Endovascular aneurysm repair. This man presented with renal failure which was caused by ureteric obstruction, secondary to fibrosis around a huge abdominal aortic aneurysm. His ureters were stented, following which his renal function recovered, and he was then worked up for endovascular aneurysm repair. On image (a), you can see the dilated lumen of the aorta (L), surrounded by low density mural thrombus, surrounded by the calcified aortic wall (arrow) and in turn surrounded by soft tissue which represented fibrosis and which was engulfing both ureters. Image (b) is a sagittal CT reconstruction and shows the full dimensions of the aneurysm (10.9 cm in length, 7.2 cm in the anteroposterior direction). The EVAR delivery device has been inserted through the left femoral artery on image (c); you can just about make out the calcified walls of the AAA on this fluoro image (arrows). Once it is in the correct position, the covered metal stent is deployed in the aorta (d) and one or both iliac arteries.

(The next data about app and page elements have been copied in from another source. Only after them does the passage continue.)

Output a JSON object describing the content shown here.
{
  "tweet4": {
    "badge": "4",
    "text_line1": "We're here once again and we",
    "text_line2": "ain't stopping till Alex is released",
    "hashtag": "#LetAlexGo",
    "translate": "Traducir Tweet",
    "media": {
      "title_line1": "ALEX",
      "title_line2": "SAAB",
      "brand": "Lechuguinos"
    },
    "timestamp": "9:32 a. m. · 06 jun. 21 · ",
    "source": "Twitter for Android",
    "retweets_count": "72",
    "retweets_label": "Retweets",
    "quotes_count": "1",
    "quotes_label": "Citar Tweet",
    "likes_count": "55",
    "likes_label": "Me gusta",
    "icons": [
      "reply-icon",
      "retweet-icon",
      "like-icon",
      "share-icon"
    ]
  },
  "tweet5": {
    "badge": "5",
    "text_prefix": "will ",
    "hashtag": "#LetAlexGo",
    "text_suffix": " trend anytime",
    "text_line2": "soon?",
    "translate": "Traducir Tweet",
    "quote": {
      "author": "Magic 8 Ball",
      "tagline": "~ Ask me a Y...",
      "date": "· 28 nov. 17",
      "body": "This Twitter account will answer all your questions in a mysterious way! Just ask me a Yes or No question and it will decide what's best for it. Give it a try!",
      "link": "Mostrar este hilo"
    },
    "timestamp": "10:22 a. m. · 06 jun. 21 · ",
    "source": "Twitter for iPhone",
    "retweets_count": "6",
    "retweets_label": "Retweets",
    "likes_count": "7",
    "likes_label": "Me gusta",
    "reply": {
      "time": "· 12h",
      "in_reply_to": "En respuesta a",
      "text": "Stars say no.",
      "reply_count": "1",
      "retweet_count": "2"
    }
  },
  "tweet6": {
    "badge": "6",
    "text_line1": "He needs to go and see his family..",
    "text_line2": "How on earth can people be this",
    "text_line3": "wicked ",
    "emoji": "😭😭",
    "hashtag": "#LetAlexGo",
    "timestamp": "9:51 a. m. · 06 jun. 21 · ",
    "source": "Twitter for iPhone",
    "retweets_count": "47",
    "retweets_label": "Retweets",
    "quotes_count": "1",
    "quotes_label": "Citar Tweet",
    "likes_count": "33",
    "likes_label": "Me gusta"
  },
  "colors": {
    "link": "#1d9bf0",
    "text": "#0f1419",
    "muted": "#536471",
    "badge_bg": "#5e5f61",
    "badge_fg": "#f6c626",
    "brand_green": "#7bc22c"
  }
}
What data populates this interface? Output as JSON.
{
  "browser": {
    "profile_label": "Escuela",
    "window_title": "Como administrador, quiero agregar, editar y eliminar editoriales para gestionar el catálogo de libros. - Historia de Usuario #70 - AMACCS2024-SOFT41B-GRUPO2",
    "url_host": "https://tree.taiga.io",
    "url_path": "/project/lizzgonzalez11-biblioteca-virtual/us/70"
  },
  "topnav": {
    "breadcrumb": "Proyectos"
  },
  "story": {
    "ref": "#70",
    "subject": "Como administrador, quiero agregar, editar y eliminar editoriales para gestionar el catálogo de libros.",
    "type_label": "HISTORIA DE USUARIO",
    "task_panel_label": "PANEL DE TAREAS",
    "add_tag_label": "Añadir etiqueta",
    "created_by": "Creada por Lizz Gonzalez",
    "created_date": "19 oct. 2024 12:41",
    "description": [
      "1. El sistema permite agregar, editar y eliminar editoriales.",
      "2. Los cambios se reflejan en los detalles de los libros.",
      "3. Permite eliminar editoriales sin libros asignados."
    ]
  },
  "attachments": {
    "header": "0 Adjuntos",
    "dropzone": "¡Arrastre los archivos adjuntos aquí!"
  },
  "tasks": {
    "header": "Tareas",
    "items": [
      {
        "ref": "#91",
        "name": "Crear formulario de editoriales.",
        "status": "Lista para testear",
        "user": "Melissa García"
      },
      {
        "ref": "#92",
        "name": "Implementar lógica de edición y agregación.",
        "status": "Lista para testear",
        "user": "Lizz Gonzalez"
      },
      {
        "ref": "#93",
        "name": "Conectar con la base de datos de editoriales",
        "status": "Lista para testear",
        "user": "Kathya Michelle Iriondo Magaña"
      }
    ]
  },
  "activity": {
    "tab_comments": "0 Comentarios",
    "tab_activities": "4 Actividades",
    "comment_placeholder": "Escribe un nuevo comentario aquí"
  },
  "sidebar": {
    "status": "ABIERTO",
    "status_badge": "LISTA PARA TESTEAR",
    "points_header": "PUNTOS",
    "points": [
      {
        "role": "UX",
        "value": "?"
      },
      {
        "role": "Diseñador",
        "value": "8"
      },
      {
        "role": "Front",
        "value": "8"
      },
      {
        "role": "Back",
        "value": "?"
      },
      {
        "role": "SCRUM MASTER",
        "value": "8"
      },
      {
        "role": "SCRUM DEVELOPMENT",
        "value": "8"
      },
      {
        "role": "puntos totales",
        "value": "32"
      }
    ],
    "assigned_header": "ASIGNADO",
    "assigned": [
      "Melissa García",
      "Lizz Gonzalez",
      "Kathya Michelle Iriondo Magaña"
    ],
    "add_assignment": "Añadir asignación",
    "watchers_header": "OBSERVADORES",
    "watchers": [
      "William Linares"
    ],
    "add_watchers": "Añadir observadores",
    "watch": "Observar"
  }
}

Follow-up CT (e) shows contrast flowing through the stent (arrows). Not all AAA patients are suitable for EVAR, because of the morphology of the aneurysm. However, when suitable, EVAR is an excellent alternative to open repair – the expected hospital stay post-procedure is only 2 days (compared to almost 2 weeks for open surgery), and the mortality rate is less than half of that of open aneurysm repair.